### EXERCISE INSTRUCTIONS
All of the records below are to be output exactly; no image belongs in the result.

### INPUT FOR THIS TASK
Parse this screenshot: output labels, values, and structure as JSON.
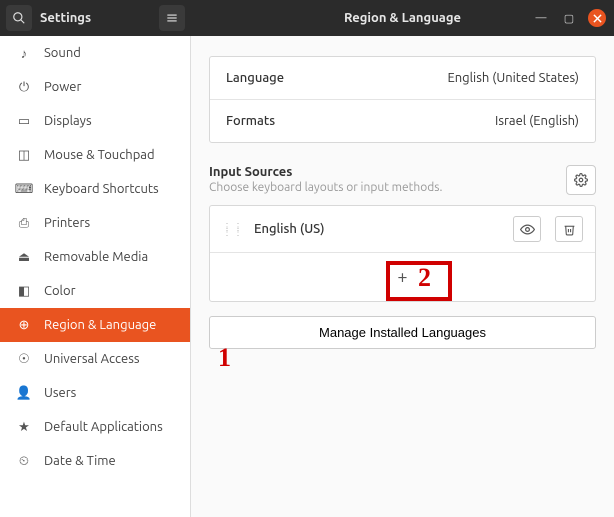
{
  "header": {
    "left_title": "Settings",
    "right_title": "Region & Language"
  },
  "sidebar": {
    "items": [
      {
        "icon": "♪",
        "label": "Sound"
      },
      {
        "icon": "⏻",
        "label": "Power"
      },
      {
        "icon": "▭",
        "label": "Displays"
      },
      {
        "icon": "◫",
        "label": "Mouse & Touchpad"
      },
      {
        "icon": "⌨",
        "label": "Keyboard Shortcuts"
      },
      {
        "icon": "⎙",
        "label": "Printers"
      },
      {
        "icon": "⏏",
        "label": "Removable Media"
      },
      {
        "icon": "◧",
        "label": "Color"
      },
      {
        "icon": "⊕",
        "label": "Region & Language"
      },
      {
        "icon": "☉",
        "label": "Universal Access"
      },
      {
        "icon": "👤",
        "label": "Users"
      },
      {
        "icon": "★",
        "label": "Default Applications"
      },
      {
        "icon": "⏲",
        "label": "Date & Time"
      }
    ],
    "active_index": 8
  },
  "settings": {
    "language": {
      "label": "Language",
      "value": "English (United States)"
    },
    "formats": {
      "label": "Formats",
      "value": "Israel (English)"
    }
  },
  "input_sources": {
    "title": "Input Sources",
    "description": "Choose keyboard layouts or input methods.",
    "items": [
      {
        "name": "English (US)"
      }
    ],
    "add_symbol": "+"
  },
  "manage_button": "Manage Installed Languages",
  "annotations": {
    "one": "1",
    "two": "2"
  },
  "colors": {
    "accent": "#e95420",
    "annotation": "#d00000"
  }
}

### TASK ANSWER
Parse this screenshot: output labels, values, and structure as JSON.
{
  "header": {
    "left_title": "Settings",
    "right_title": "Region & Language"
  },
  "sidebar": {
    "items": [
      {
        "icon": "♪",
        "label": "Sound"
      },
      {
        "icon": "⏻",
        "label": "Power"
      },
      {
        "icon": "▭",
        "label": "Displays"
      },
      {
        "icon": "◫",
        "label": "Mouse & Touchpad"
      },
      {
        "icon": "⌨",
        "label": "Keyboard Shortcuts"
      },
      {
        "icon": "⎙",
        "label": "Printers"
      },
      {
        "icon": "⏏",
        "label": "Removable Media"
      },
      {
        "icon": "◧",
        "label": "Color"
      },
      {
        "icon": "⊕",
        "label": "Region & Language"
      },
      {
        "icon": "☉",
        "label": "Universal Access"
      },
      {
        "icon": "👤",
        "label": "Users"
      },
      {
        "icon": "★",
        "label": "Default Applications"
      },
      {
        "icon": "⏲",
        "label": "Date & Time"
      }
    ],
    "active_index": 8
  },
  "settings": {
    "language": {
      "label": "Language",
      "value": "English (United States)"
    },
    "formats": {
      "label": "Formats",
      "value": "Israel (English)"
    }
  },
  "input_sources": {
    "title": "Input Sources",
    "description": "Choose keyboard layouts or input methods.",
    "items": [
      {
        "name": "English (US)"
      }
    ],
    "add_symbol": "+"
  },
  "manage_button": "Manage Installed Languages",
  "annotations": {
    "one": "1",
    "two": "2"
  },
  "colors": {
    "accent": "#e95420",
    "annotation": "#d00000"
  }
}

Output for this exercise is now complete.